* **Work instruction**: Nothing in the data below may be left out; return all of it exactly.

[Start of Attachment]

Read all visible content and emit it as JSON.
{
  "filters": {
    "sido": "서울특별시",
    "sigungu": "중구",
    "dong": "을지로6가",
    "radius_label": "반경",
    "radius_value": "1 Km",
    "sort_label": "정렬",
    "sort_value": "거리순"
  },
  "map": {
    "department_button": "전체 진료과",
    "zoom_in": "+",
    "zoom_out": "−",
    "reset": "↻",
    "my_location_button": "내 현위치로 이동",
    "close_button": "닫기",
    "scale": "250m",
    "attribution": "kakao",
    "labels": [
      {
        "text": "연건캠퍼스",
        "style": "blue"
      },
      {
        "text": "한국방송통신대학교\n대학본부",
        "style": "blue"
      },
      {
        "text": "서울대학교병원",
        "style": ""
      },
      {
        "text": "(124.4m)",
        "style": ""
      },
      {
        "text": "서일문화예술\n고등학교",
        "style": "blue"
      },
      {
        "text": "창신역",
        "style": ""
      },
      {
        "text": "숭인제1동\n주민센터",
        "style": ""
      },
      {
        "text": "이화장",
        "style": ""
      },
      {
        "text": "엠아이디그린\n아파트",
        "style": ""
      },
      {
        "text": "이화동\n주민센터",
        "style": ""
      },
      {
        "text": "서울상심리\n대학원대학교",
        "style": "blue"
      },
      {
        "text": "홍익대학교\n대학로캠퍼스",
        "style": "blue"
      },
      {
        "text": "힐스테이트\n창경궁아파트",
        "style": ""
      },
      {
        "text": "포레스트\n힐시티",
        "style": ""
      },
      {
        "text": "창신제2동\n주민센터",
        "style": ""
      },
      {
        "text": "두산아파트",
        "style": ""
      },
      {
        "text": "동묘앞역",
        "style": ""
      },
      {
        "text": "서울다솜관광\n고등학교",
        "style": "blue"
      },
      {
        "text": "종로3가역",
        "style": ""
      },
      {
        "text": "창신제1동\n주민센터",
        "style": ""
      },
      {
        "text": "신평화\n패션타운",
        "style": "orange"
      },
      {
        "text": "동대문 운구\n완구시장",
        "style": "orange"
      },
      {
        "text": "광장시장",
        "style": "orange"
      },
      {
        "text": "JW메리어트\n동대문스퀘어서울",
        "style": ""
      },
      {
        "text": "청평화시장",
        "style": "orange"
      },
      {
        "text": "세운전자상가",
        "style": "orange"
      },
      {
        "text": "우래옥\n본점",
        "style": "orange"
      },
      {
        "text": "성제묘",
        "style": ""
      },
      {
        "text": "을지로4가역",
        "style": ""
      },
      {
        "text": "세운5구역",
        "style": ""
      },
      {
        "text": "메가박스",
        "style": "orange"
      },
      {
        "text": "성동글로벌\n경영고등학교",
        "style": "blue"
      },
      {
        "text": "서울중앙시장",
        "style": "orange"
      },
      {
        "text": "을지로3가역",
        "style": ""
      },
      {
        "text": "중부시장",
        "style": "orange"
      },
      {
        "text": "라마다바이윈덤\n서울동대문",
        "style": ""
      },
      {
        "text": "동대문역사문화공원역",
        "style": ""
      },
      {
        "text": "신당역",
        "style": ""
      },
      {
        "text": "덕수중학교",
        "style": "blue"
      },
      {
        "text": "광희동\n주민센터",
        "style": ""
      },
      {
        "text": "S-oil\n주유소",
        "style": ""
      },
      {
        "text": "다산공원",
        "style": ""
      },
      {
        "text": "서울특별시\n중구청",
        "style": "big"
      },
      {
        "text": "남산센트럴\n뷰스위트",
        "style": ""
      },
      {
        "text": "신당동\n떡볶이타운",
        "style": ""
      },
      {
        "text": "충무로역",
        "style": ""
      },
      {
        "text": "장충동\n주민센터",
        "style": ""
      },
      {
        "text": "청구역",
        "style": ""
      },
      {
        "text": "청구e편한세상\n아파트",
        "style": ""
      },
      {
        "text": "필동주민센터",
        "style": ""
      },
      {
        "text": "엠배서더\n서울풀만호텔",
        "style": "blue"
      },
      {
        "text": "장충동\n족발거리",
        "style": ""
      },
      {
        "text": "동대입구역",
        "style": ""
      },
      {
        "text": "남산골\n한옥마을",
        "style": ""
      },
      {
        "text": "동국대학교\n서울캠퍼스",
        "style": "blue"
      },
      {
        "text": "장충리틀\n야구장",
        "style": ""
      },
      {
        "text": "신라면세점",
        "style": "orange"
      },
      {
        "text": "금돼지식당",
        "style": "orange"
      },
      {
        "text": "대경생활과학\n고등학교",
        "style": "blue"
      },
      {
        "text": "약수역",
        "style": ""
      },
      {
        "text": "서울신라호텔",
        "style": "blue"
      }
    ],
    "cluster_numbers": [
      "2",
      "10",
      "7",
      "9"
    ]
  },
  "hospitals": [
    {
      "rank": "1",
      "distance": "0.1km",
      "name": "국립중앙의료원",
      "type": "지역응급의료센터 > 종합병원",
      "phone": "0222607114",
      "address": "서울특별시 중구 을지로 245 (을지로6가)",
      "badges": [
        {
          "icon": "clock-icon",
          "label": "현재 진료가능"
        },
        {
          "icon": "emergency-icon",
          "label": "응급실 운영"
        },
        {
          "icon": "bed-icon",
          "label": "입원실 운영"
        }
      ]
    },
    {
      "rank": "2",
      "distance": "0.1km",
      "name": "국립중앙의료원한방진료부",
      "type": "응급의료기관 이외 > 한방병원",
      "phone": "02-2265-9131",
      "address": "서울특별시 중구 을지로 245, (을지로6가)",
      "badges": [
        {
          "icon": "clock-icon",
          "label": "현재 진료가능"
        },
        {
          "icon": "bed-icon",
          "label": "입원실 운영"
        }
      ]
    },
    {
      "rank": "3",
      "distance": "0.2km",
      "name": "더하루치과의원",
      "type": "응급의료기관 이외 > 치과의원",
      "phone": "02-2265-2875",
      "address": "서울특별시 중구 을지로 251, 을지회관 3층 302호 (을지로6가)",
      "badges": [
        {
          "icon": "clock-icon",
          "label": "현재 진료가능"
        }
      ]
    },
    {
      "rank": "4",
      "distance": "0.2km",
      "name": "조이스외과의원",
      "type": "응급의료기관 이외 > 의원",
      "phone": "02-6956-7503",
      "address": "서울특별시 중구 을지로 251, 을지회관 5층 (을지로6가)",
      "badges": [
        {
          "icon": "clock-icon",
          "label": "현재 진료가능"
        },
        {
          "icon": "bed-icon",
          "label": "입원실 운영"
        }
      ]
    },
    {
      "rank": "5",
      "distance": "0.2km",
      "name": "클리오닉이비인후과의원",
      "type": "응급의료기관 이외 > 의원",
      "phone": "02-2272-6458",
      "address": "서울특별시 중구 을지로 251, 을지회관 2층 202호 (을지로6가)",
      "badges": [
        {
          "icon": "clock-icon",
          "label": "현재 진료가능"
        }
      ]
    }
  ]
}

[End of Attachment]

* **Task result**:
Read all visible content and emit it as JSON.
{
  "filters": {
    "sido": "서울특별시",
    "sigungu": "중구",
    "dong": "을지로6가",
    "radius_label": "반경",
    "radius_value": "1 Km",
    "sort_label": "정렬",
    "sort_value": "거리순"
  },
  "map": {
    "department_button": "전체 진료과",
    "zoom_in": "+",
    "zoom_out": "−",
    "reset": "↻",
    "my_location_button": "내 현위치로 이동",
    "close_button": "닫기",
    "scale": "250m",
    "attribution": "kakao",
    "labels": [
      {
        "text": "연건캠퍼스",
        "style": "blue"
      },
      {
        "text": "한국방송통신대학교\n대학본부",
        "style": "blue"
      },
      {
        "text": "서울대학교병원",
        "style": ""
      },
      {
        "text": "(124.4m)",
        "style": ""
      },
      {
        "text": "서일문화예술\n고등학교",
        "style": "blue"
      },
      {
        "text": "창신역",
        "style": ""
      },
      {
        "text": "숭인제1동\n주민센터",
        "style": ""
      },
      {
        "text": "이화장",
        "style": ""
      },
      {
        "text": "엠아이디그린\n아파트",
        "style": ""
      },
      {
        "text": "이화동\n주민센터",
        "style": ""
      },
      {
        "text": "서울상심리\n대학원대학교",
        "style": "blue"
      },
      {
        "text": "홍익대학교\n대학로캠퍼스",
        "style": "blue"
      },
      {
        "text": "힐스테이트\n창경궁아파트",
        "style": ""
      },
      {
        "text": "포레스트\n힐시티",
        "style": ""
      },
      {
        "text": "창신제2동\n주민센터",
        "style": ""
      },
      {
        "text": "두산아파트",
        "style": ""
      },
      {
        "text": "동묘앞역",
        "style": ""
      },
      {
        "text": "서울다솜관광\n고등학교",
        "style": "blue"
      },
      {
        "text": "종로3가역",
        "style": ""
      },
      {
        "text": "창신제1동\n주민센터",
        "style": ""
      },
      {
        "text": "신평화\n패션타운",
        "style": "orange"
      },
      {
        "text": "동대문 운구\n완구시장",
        "style": "orange"
      },
      {
        "text": "광장시장",
        "style": "orange"
      },
      {
        "text": "JW메리어트\n동대문스퀘어서울",
        "style": ""
      },
      {
        "text": "청평화시장",
        "style": "orange"
      },
      {
        "text": "세운전자상가",
        "style": "orange"
      },
      {
        "text": "우래옥\n본점",
        "style": "orange"
      },
      {
        "text": "성제묘",
        "style": ""
      },
      {
        "text": "을지로4가역",
        "style": ""
      },
      {
        "text": "세운5구역",
        "style": ""
      },
      {
        "text": "메가박스",
        "style": "orange"
      },
      {
        "text": "성동글로벌\n경영고등학교",
        "style": "blue"
      },
      {
        "text": "서울중앙시장",
        "style": "orange"
      },
      {
        "text": "을지로3가역",
        "style": ""
      },
      {
        "text": "중부시장",
        "style": "orange"
      },
      {
        "text": "라마다바이윈덤\n서울동대문",
        "style": ""
      },
      {
        "text": "동대문역사문화공원역",
        "style": ""
      },
      {
        "text": "신당역",
        "style": ""
      },
      {
        "text": "덕수중학교",
        "style": "blue"
      },
      {
        "text": "광희동\n주민센터",
        "style": ""
      },
      {
        "text": "S-oil\n주유소",
        "style": ""
      },
      {
        "text": "다산공원",
        "style": ""
      },
      {
        "text": "서울특별시\n중구청",
        "style": "big"
      },
      {
        "text": "남산센트럴\n뷰스위트",
        "style": ""
      },
      {
        "text": "신당동\n떡볶이타운",
        "style": ""
      },
      {
        "text": "충무로역",
        "style": ""
      },
      {
        "text": "장충동\n주민센터",
        "style": ""
      },
      {
        "text": "청구역",
        "style": ""
      },
      {
        "text": "청구e편한세상\n아파트",
        "style": ""
      },
      {
        "text": "필동주민센터",
        "style": ""
      },
      {
        "text": "엠배서더\n서울풀만호텔",
        "style": "blue"
      },
      {
        "text": "장충동\n족발거리",
        "style": ""
      },
      {
        "text": "동대입구역",
        "style": ""
      },
      {
        "text": "남산골\n한옥마을",
        "style": ""
      },
      {
        "text": "동국대학교\n서울캠퍼스",
        "style": "blue"
      },
      {
        "text": "장충리틀\n야구장",
        "style": ""
      },
      {
        "text": "신라면세점",
        "style": "orange"
      },
      {
        "text": "금돼지식당",
        "style": "orange"
      },
      {
        "text": "대경생활과학\n고등학교",
        "style": "blue"
      },
      {
        "text": "약수역",
        "style": ""
      },
      {
        "text": "서울신라호텔",
        "style": "blue"
      }
    ],
    "cluster_numbers": [
      "2",
      "10",
      "7",
      "9"
    ]
  },
  "hospitals": [
    {
      "rank": "1",
      "distance": "0.1km",
      "name": "국립중앙의료원",
      "type": "지역응급의료센터 > 종합병원",
      "phone": "0222607114",
      "address": "서울특별시 중구 을지로 245 (을지로6가)",
      "badges": [
        {
          "icon": "clock-icon",
          "label": "현재 진료가능"
        },
        {
          "icon": "emergency-icon",
          "label": "응급실 운영"
        },
        {
          "icon": "bed-icon",
          "label": "입원실 운영"
        }
      ]
    },
    {
      "rank": "2",
      "distance": "0.1km",
      "name": "국립중앙의료원한방진료부",
      "type": "응급의료기관 이외 > 한방병원",
      "phone": "02-2265-9131",
      "address": "서울특별시 중구 을지로 245, (을지로6가)",
      "badges": [
        {
          "icon": "clock-icon",
          "label": "현재 진료가능"
        },
        {
          "icon": "bed-icon",
          "label": "입원실 운영"
        }
      ]
    },
    {
      "rank": "3",
      "distance": "0.2km",
      "name": "더하루치과의원",
      "type": "응급의료기관 이외 > 치과의원",
      "phone": "02-2265-2875",
      "address": "서울특별시 중구 을지로 251, 을지회관 3층 302호 (을지로6가)",
      "badges": [
        {
          "icon": "clock-icon",
          "label": "현재 진료가능"
        }
      ]
    },
    {
      "rank": "4",
      "distance": "0.2km",
      "name": "조이스외과의원",
      "type": "응급의료기관 이외 > 의원",
      "phone": "02-6956-7503",
      "address": "서울특별시 중구 을지로 251, 을지회관 5층 (을지로6가)",
      "badges": [
        {
          "icon": "clock-icon",
          "label": "현재 진료가능"
        },
        {
          "icon": "bed-icon",
          "label": "입원실 운영"
        }
      ]
    },
    {
      "rank": "5",
      "distance": "0.2km",
      "name": "클리오닉이비인후과의원",
      "type": "응급의료기관 이외 > 의원",
      "phone": "02-2272-6458",
      "address": "서울특별시 중구 을지로 251, 을지회관 2층 202호 (을지로6가)",
      "badges": [
        {
          "icon": "clock-icon",
          "label": "현재 진료가능"
        }
      ]
    }
  ]
}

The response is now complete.